A weak Pound was just one of the currencies giving the Euro a leg up on Monday. Despite there being a lack of key datasets for the Eurozone until Tuesday and Thursday, the shared currency was able to easily capitalise on its weak rivals.

The US Dollar also trended lower on Monday, following last week’s disappointing US stats. US retail sales had stagnated in July, and Monday’s manufacturing print from Empire had contracted by -4.21. Another ‘Greenback’ selloff left the Euro stronger.

However, perhaps the biggest boon for the Euro on Monday was the news that the European Central Bank (ECB) had concluded in July that the Brexit vote would likely not derail the Eurozone’s economic recovery. The Wall Street Journal reported;

‘The ECB’s 25-member governing council “came to the conclusion that the base scenario of a continuing economic recovery and gradually rising inflation rates in the Eurozone is still intact,” the Bundesbank wrote in its monthly report.

German economic growth should continue over the summer, the Bundesbank said, as the positive expectations of German firms have only dimmed slightly in the wake of the referendum despite intensive public debate about its economic impact.’

This left the Euro in a strong position for the week ahead, which is likely to be a big one for GBP/EUR, particularly from Sterling’s perspective.

Pound Euro Exchange Rate Forecast: UK Inflation Figures Ahead

Tuesday’s session will finally see the release of the UK’s key July Consumer Price Index (CPI) figures, kick-starting off the UK economy’s testing week.

While many UK PMIs have been released for the most of July, analysts are calling the coming week the first decisive set of post-Brexit data.

These reports will show what direction the UK’s economy has been since the UK Referendum vote in June, and potentially what direction the economy could head next. According to the Financial Times;

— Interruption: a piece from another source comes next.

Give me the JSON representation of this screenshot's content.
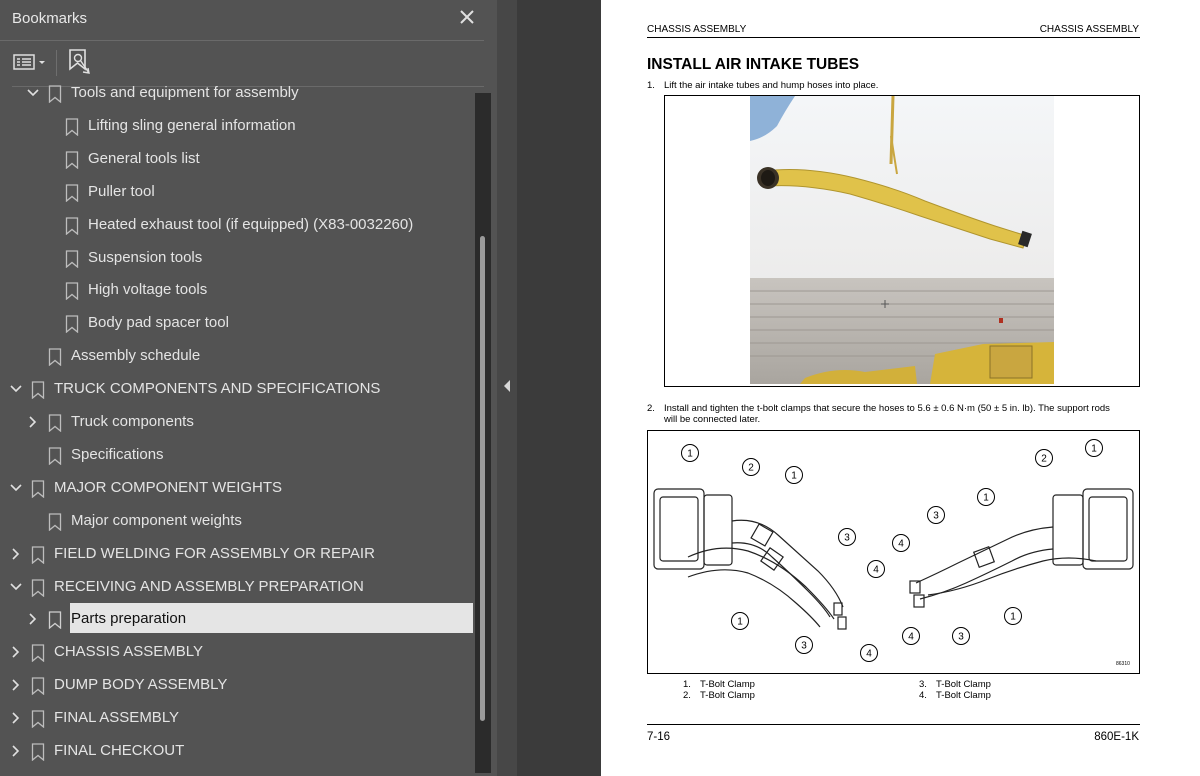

‘This week’s most telling data are likely to come from retail sales on Thursday, said Rabobank’s foreign exchange G10 strategist Jane Foley. Sterling’s post-Brexit fall is likely to take time to be felt in inflation, while the labour market is another lagging indicator, she said.

The wide range of economists’ forecasts about retail sales illustrated the post-Brexit uncertainty. The next three to four months will demonstrate how data expose “the vulnerability of the UK economy”, Ms Foley said.’

While the Pound will evidently be this week’s big-mover, the Eurozone’s upcoming data does have the potential to drive Euro movement here and there, starting with August’s economic sentiment surveys for the bloc from ZEW.

Thursday’s session could be the most influential of any day this week for the Pound Euro exchange rate, with UK retail sales set for release as well as Eurozone inflation results for July, and the European Central Bank’s (ECB) latest meeting minutes.